Extracted information:
+ + + + +

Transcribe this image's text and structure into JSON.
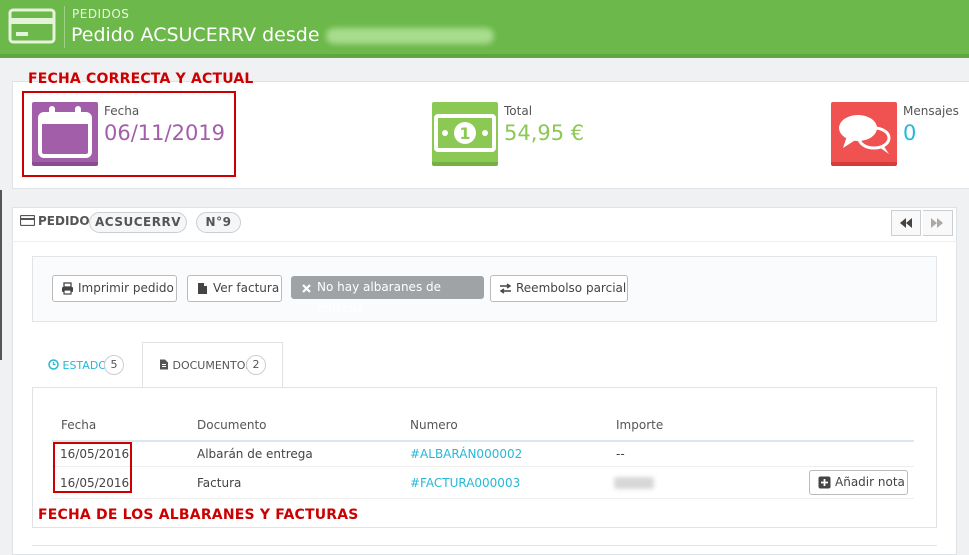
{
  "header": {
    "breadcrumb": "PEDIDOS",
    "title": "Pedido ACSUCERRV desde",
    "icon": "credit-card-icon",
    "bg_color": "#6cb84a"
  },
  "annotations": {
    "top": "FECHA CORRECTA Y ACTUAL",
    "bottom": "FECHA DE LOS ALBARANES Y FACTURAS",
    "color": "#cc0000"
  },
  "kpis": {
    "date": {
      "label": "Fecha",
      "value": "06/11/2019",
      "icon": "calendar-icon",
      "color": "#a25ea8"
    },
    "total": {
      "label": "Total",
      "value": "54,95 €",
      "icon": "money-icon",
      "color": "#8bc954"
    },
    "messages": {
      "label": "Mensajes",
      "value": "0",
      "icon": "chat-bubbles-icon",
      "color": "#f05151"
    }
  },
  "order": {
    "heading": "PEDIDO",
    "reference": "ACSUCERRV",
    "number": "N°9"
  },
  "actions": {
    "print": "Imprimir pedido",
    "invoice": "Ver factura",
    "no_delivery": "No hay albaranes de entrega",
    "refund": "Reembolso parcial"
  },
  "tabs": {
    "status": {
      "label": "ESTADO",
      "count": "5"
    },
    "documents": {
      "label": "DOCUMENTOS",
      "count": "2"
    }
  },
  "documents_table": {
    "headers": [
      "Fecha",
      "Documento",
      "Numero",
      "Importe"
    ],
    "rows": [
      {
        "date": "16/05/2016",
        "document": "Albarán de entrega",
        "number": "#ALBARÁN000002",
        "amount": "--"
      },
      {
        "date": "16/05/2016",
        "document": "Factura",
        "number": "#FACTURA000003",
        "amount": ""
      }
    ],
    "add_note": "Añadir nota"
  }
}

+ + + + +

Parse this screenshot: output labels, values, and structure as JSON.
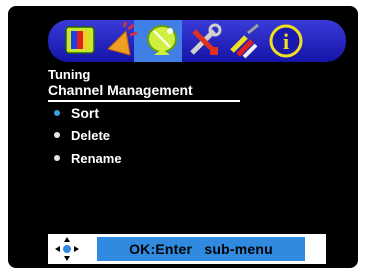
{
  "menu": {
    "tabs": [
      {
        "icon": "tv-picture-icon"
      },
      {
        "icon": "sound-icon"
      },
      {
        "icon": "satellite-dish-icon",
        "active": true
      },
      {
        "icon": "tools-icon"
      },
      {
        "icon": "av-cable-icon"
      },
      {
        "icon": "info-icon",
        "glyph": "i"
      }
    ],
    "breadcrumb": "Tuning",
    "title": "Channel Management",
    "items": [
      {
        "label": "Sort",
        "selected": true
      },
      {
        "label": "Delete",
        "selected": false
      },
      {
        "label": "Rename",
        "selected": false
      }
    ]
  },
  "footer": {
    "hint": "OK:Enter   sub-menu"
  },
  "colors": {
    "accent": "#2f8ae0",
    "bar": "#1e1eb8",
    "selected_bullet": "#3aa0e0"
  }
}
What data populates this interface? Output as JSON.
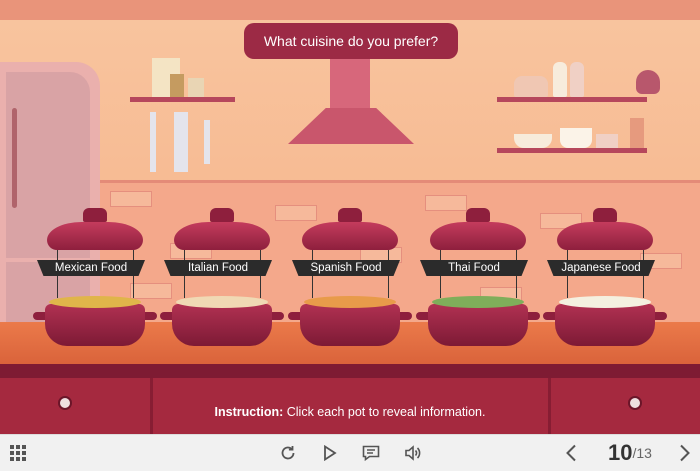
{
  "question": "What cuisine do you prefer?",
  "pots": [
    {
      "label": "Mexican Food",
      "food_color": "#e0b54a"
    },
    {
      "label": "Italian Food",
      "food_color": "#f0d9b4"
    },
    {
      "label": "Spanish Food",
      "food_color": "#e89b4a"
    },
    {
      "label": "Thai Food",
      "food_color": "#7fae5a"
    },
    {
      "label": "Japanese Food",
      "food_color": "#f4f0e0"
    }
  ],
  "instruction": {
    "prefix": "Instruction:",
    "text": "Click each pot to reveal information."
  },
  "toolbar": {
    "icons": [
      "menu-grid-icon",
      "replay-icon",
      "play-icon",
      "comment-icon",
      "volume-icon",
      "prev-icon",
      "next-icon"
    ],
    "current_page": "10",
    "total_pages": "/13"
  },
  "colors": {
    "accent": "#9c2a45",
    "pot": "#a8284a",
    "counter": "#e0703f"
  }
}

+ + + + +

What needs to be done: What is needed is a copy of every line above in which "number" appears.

Answer to the exercise:
    "number": "N°9"
        "number": "#ALBARÁN000002",
        "number": "#FACTURA000003",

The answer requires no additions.